Among best practices were sketching while meeting with clients, this already starts discussion. It adds another layer to stakeholder collaboration, as I like to use tangible deliverables. But making sketches also adds interactivity to a meeting, in the way that your ideas and the ideas of the client can be explored throughout the meeting. Another one is to explore what the competition is charging. In a dense branch like web design, I see that this can give me a more realistic view on what I can charge for my websites. I know I am charging very low prices, but as I did not register as an official company, I am bound to legal limits. Another best practice was to always design for the worst possible scenario (loads of error messages, the screen is filled with all the possible data), as this will make the interface you design understandable in any scenario.

It was part of expanding my comfort zone. I did like the subject of the lecture, but initially, I did not know if I could learn something new. At the end of this semester, I see that this is not the way to go; I should always be open for new things. Although the topic of this lecture is not specifically aimed at user experience, I still see relevance for my way of working. In the end, I am strong at designing visual interactions.

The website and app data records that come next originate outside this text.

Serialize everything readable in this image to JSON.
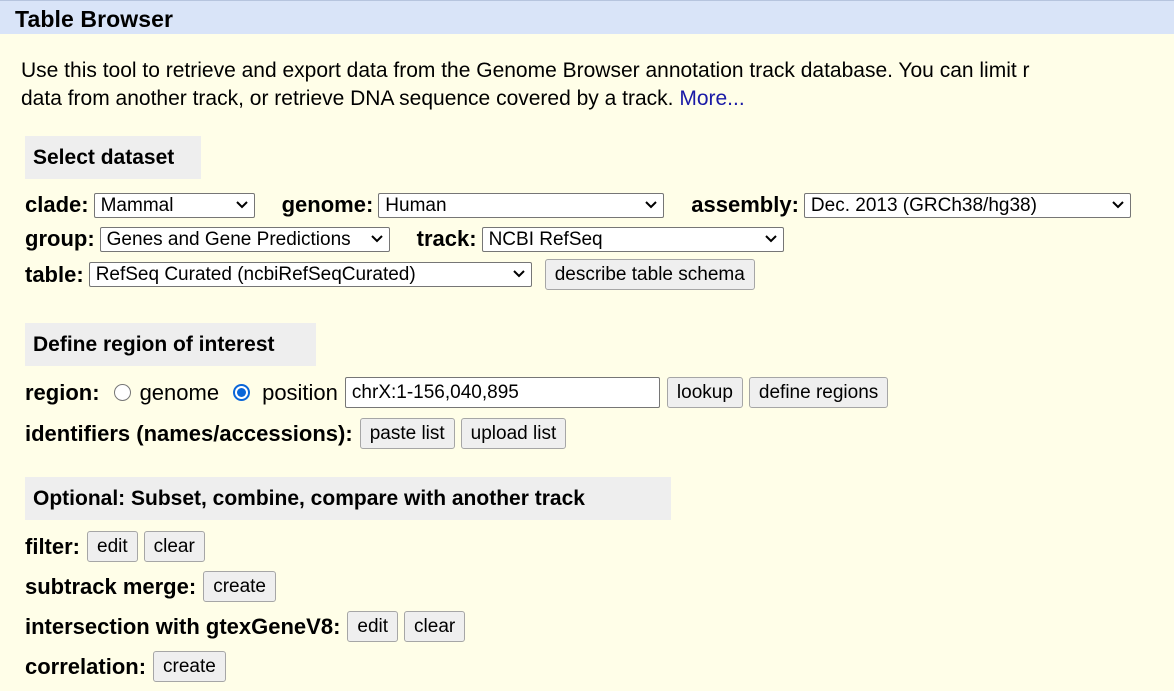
{
  "header": {
    "title": "Table Browser"
  },
  "intro": {
    "line1": "Use this tool to retrieve and export data from the Genome Browser annotation track database. You can limit r",
    "line2": "data from another track, or retrieve DNA sequence covered by a track.",
    "more_link": "More..."
  },
  "dataset": {
    "heading": "Select dataset",
    "clade_label": "clade:",
    "clade_value": "Mammal",
    "genome_label": "genome:",
    "genome_value": "Human",
    "assembly_label": "assembly:",
    "assembly_value": "Dec. 2013 (GRCh38/hg38)",
    "group_label": "group:",
    "group_value": "Genes and Gene Predictions",
    "track_label": "track:",
    "track_value": "NCBI RefSeq",
    "table_label": "table:",
    "table_value": "RefSeq Curated (ncbiRefSeqCurated)",
    "describe_button": "describe table schema"
  },
  "region": {
    "heading": "Define region of interest",
    "region_label": "region:",
    "genome_option": "genome",
    "position_option": "position",
    "selected_option": "position",
    "position_value": "chrX:1-156,040,895",
    "lookup_button": "lookup",
    "define_regions_button": "define regions",
    "identifiers_label": "identifiers (names/accessions):",
    "paste_list_button": "paste list",
    "upload_list_button": "upload list"
  },
  "optional": {
    "heading": "Optional: Subset, combine, compare with another track",
    "filter_label": "filter:",
    "filter_edit": "edit",
    "filter_clear": "clear",
    "subtrack_label": "subtrack merge:",
    "subtrack_create": "create",
    "intersection_label": "intersection with gtexGeneV8:",
    "intersection_edit": "edit",
    "intersection_clear": "clear",
    "correlation_label": "correlation:",
    "correlation_create": "create"
  },
  "icons": {
    "dropdown": "chevron-down-icon"
  }
}
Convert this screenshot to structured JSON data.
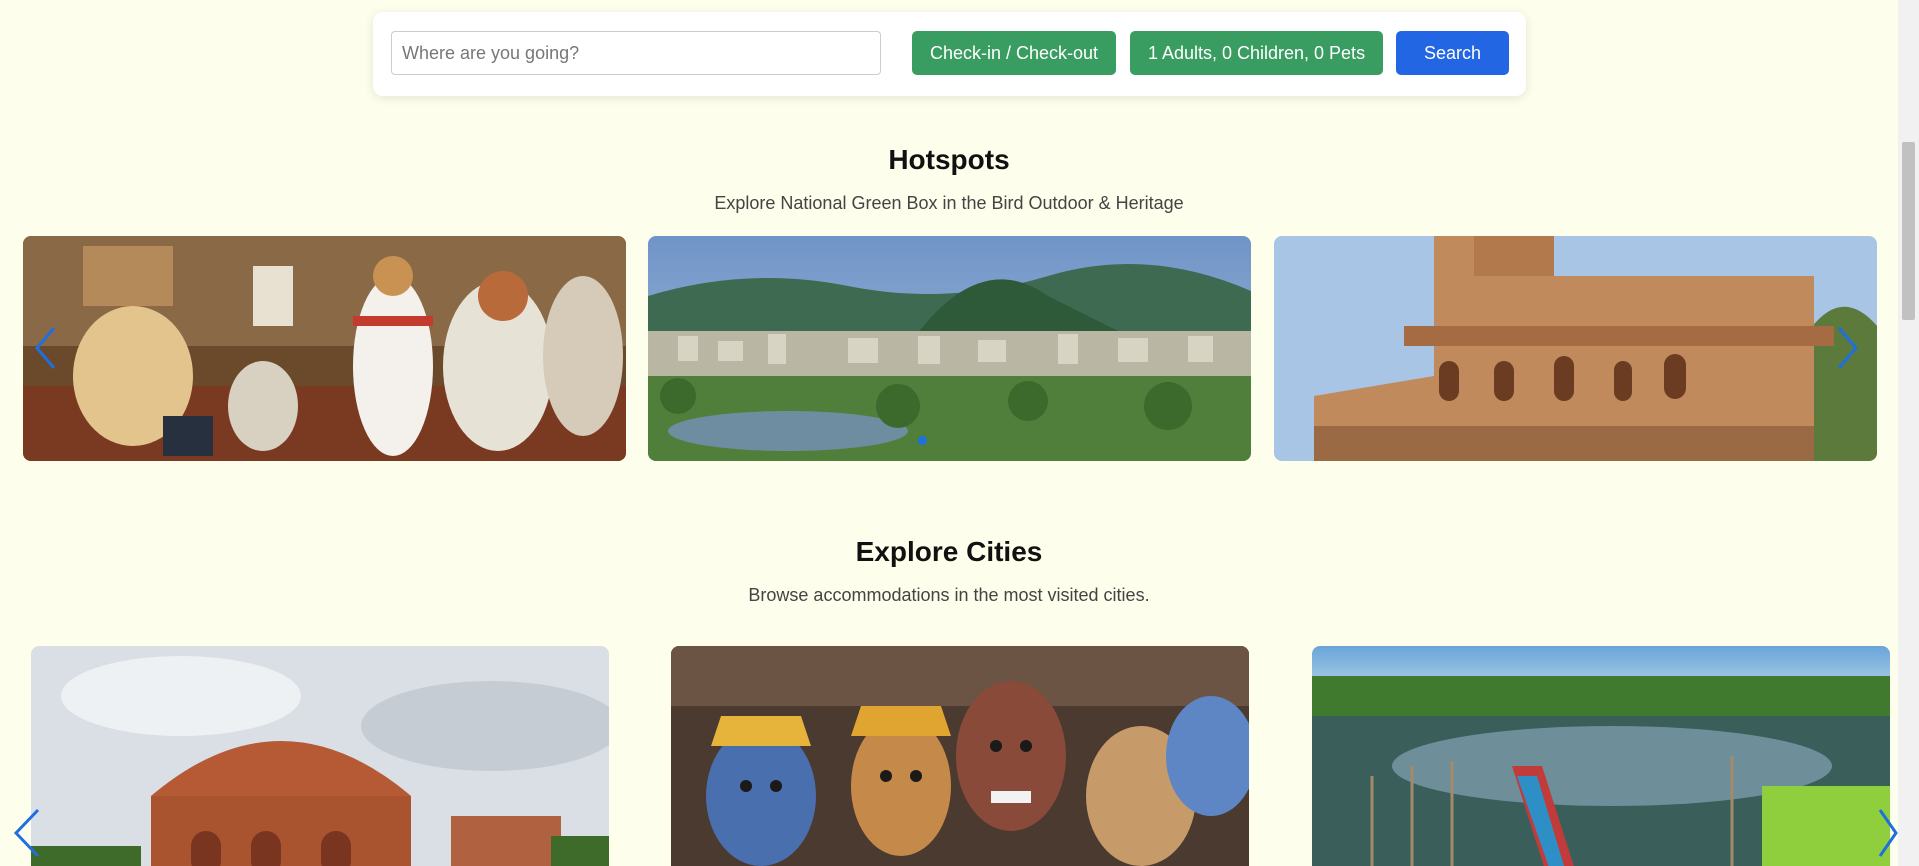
{
  "search": {
    "placeholder": "Where are you going?",
    "dates_label": "Check-in / Check-out",
    "guests_label": "1 Adults, 0 Children, 0 Pets",
    "search_label": "Search"
  },
  "hotspots": {
    "title": "Hotspots",
    "subtitle": "Explore National Green Box in the Bird Outdoor & Heritage"
  },
  "explore": {
    "title": "Explore Cities",
    "subtitle": "Browse accommodations in the most visited cities."
  },
  "colors": {
    "background": "#fefeec",
    "green_button": "#399d61",
    "blue_button": "#2266e3",
    "arrow": "#1e6fe0"
  }
}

Presentations Will Odom, Wendy Moncur

These presentations were organized by Materializing Memories, the higher-level project that Pics or it didn’t Happen is a part of. Will talked about virtual possessions. He discussed that digital memories may never be lost. It makes me think of a documentary by “Tegenlicht” called “Digital Memory Loss”, which argues it may not be permanent after all. So I think everyone should be able to download memories as well. In his presentation, Will confirmed my assumption for the concept CoCap; he discussed that the increasing rate at which media is generated makes it harder to extract the essence from it manually. When I look at the future of CoCap, I think it should adapt to changing technologies. Take a look at YouTube for example; they shifted from flash to HTML5, yet the vast collection of videos is still available. To persist, CoCap should adapt to new technologies as well.

Among best practices were sketching while meeting with clients, this already starts discussion. It adds another layer to stakeholder collaboration, as I like to use tangible deliverables. But making sketches also adds interactivity to a meeting, in the way that your ideas and the ideas of the client can be explored throughout the meeting. Another one is to explore what the competition is charging. In a dense branch like web design, I see that this can give me a more realistic view on what I can charge for my websites. I know I am charging very low prices, but as I did not register as an official company, I am bound to legal limits. Another best practice was to always design for the worst possible scenario (loads of error messages, the screen is filled with all the possible data), as this will make the interface you design understandable in any scenario.

Wendy talked about digital inheritance. First of all, she mentioned the willingness to share, which is greater for positive than negative things. When looking at Facebook, it is mostly a bulletin board of positive things. In addition, she talked about the durability of digital memories. Through the course of generations, interest might be lost. Where antique memorabilia degrade, digital media could as well. It is a way of saying goodbye to memories of fading interest. It is commonly accepted that everything lasts forever, but some things might not remain relevant to be kept forever. This should be considered when launching a service for storing all the memories of people: if it grows, it will require huge data centers, especially over the course of generations.

When reflecting on various activities and looking back on these presentations, it changed my vision to storing and curating digital memories.